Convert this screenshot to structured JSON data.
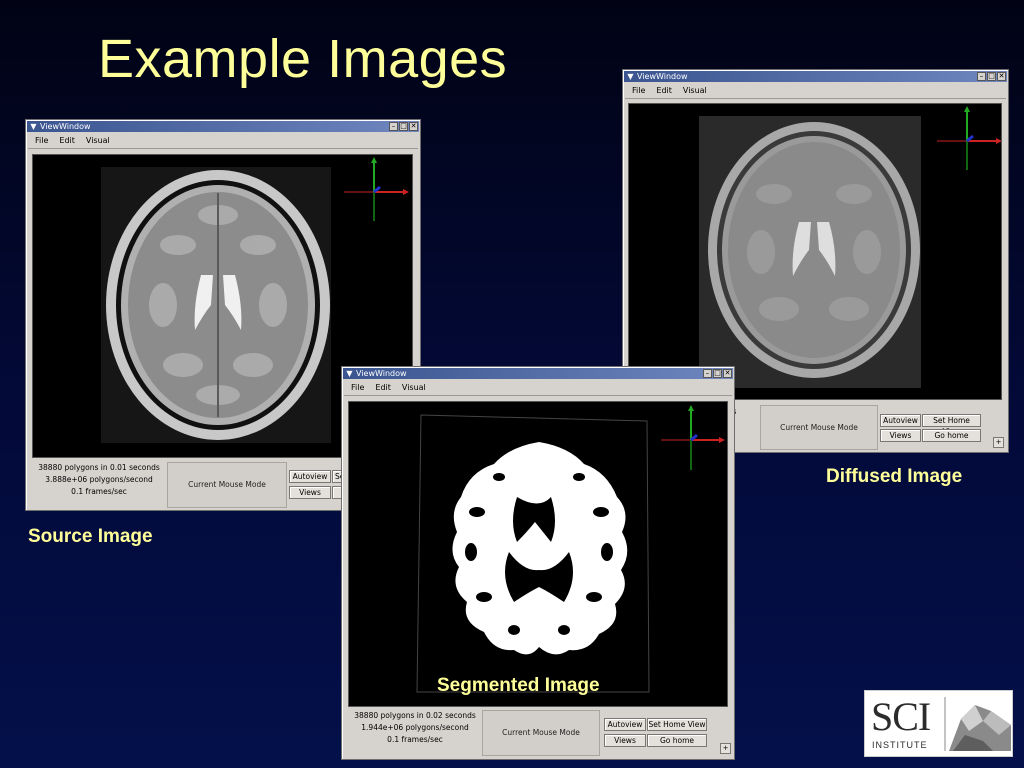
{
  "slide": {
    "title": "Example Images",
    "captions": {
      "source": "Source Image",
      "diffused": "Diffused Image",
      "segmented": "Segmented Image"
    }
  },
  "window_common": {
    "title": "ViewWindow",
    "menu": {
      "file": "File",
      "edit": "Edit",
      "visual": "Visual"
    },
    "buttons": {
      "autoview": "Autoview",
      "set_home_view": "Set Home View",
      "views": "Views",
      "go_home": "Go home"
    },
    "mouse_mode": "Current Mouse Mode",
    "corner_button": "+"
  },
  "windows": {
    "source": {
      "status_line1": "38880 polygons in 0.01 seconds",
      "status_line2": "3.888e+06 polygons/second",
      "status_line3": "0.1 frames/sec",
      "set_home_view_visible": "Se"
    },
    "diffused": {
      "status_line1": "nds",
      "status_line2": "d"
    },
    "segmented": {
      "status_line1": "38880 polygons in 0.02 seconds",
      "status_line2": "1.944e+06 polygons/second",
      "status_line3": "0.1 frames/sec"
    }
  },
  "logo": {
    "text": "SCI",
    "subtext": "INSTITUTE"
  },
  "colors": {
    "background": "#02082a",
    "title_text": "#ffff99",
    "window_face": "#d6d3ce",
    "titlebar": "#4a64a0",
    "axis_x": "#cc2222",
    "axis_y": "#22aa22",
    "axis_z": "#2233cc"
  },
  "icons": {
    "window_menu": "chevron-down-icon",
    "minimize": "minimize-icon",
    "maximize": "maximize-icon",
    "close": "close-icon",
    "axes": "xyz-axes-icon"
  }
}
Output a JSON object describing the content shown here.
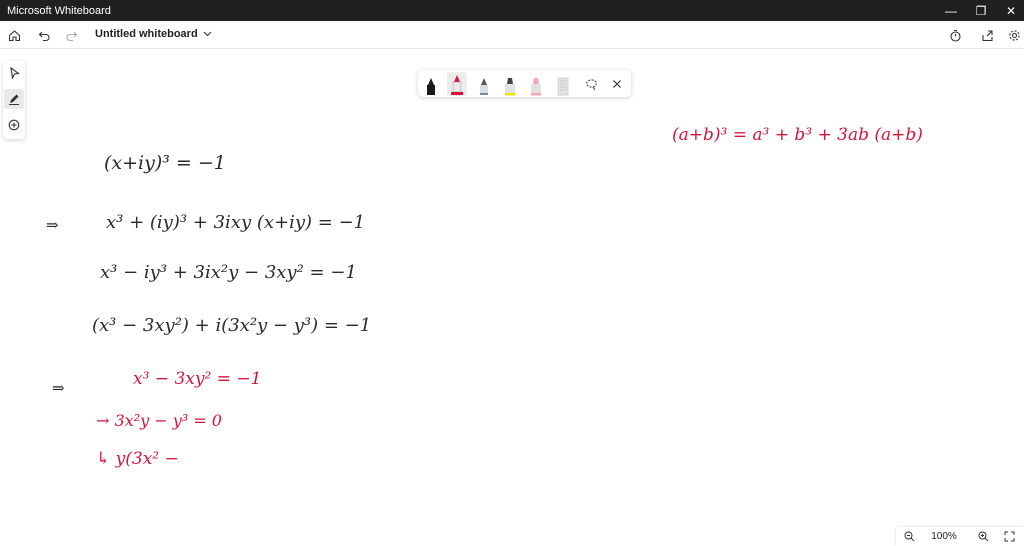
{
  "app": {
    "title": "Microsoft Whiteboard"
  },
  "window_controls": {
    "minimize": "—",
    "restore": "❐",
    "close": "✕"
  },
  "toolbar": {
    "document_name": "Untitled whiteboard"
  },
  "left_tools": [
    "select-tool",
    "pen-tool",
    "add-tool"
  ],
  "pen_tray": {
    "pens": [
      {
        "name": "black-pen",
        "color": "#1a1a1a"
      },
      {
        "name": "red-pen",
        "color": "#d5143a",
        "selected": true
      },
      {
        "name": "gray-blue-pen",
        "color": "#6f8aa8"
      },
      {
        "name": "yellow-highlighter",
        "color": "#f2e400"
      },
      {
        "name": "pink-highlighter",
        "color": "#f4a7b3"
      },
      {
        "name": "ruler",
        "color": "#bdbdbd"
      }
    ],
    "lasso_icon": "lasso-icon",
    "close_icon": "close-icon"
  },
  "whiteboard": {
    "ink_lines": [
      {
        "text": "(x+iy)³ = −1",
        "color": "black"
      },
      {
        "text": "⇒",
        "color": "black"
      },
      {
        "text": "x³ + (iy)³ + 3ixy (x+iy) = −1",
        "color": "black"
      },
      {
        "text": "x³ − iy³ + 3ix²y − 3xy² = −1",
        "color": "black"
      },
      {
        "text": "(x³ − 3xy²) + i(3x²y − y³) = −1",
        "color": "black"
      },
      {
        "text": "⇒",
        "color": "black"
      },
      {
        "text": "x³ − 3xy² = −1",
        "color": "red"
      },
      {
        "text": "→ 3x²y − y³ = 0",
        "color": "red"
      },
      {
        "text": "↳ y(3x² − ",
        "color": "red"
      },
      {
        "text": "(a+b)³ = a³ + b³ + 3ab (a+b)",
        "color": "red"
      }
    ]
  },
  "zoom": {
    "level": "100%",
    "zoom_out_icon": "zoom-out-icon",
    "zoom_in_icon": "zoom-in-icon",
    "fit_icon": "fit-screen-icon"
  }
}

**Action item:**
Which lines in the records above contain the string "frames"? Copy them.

**Final answer:**
      "status_line3": "0.1 frames/sec",
      "status_line3": "0.1 frames/sec"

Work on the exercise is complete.